Data records for software interfaces
- - - - - - -
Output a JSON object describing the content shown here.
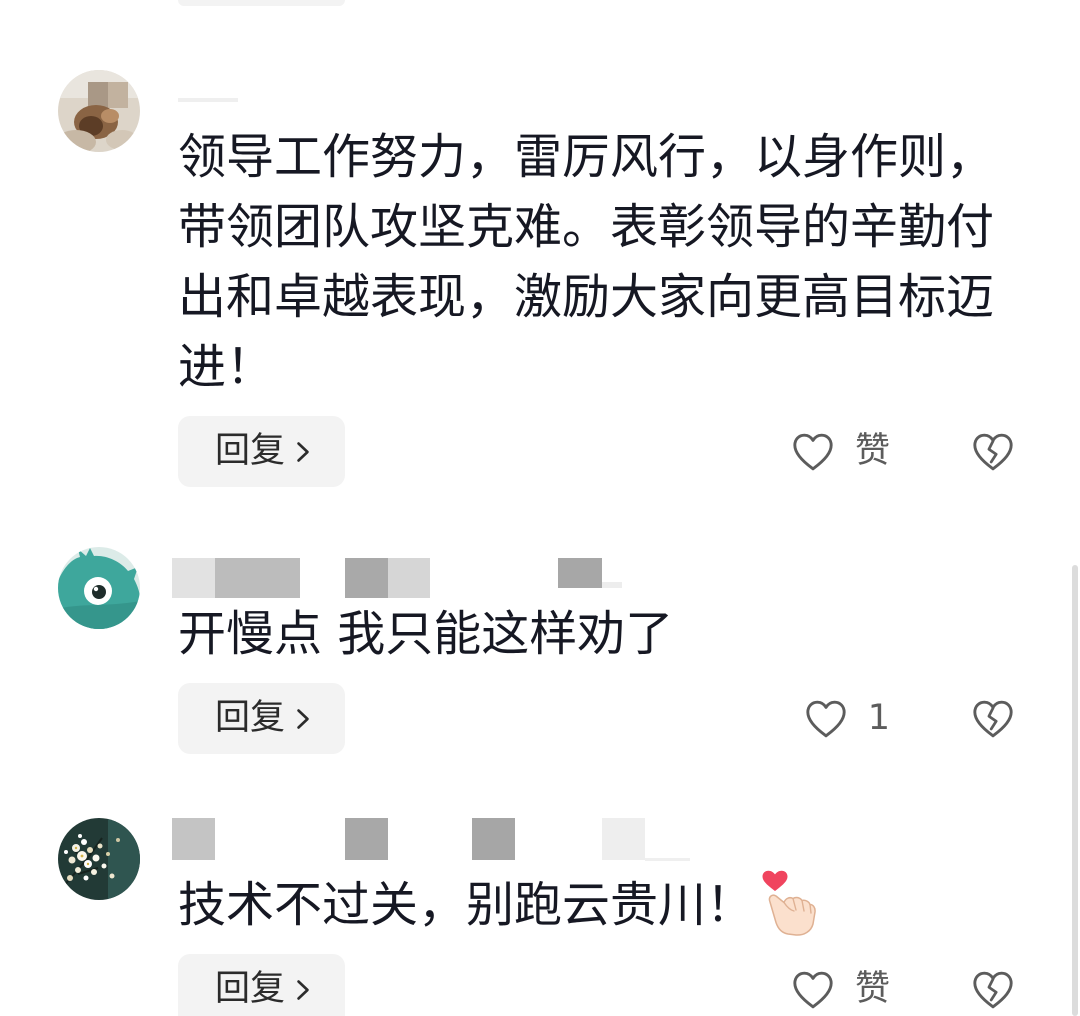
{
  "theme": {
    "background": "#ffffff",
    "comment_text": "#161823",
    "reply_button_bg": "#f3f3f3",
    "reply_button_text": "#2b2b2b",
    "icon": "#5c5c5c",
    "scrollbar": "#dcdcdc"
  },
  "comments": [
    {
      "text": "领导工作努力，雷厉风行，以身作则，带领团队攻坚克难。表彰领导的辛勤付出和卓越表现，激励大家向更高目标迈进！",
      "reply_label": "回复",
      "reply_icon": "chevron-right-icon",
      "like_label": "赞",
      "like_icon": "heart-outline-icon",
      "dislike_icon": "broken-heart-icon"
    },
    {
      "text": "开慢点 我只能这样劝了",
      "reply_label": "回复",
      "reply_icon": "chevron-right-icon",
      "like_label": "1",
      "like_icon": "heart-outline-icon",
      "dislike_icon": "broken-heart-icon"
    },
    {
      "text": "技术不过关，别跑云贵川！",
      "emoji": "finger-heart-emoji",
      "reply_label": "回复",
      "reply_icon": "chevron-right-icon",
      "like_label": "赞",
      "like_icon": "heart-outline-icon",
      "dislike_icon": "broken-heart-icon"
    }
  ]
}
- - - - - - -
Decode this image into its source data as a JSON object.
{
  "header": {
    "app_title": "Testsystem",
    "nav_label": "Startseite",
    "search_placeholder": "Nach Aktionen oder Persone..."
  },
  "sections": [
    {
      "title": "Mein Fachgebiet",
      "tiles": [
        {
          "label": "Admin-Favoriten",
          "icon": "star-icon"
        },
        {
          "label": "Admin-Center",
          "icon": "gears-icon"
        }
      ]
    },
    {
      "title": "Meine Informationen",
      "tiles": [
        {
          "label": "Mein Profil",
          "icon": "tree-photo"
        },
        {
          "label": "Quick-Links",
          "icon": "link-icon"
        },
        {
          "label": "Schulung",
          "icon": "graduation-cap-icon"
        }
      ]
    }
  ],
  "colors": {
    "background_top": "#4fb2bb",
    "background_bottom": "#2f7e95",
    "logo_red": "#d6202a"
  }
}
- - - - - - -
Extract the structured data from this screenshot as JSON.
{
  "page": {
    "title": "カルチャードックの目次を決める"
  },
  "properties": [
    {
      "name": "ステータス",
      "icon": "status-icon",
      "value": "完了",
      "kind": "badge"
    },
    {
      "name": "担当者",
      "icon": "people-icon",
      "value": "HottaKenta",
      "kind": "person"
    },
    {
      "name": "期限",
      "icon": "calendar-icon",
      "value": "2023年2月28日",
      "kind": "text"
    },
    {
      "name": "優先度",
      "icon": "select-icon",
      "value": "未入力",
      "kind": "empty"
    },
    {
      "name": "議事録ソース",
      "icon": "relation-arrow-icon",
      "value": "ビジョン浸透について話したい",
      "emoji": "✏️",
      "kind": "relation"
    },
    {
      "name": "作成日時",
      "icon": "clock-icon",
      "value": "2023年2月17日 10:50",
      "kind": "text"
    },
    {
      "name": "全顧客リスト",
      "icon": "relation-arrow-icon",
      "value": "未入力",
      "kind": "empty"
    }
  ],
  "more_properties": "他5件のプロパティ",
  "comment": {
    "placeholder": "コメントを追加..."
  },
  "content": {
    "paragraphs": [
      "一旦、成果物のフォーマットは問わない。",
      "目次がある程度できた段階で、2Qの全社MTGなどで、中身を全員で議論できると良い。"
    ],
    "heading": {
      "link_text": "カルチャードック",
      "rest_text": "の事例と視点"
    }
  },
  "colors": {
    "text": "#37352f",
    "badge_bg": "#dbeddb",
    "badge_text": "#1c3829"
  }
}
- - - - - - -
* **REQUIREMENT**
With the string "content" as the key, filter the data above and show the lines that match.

* **SOLVED PROBLEM**
Output a JSON object describing the content shown here.
  "content": {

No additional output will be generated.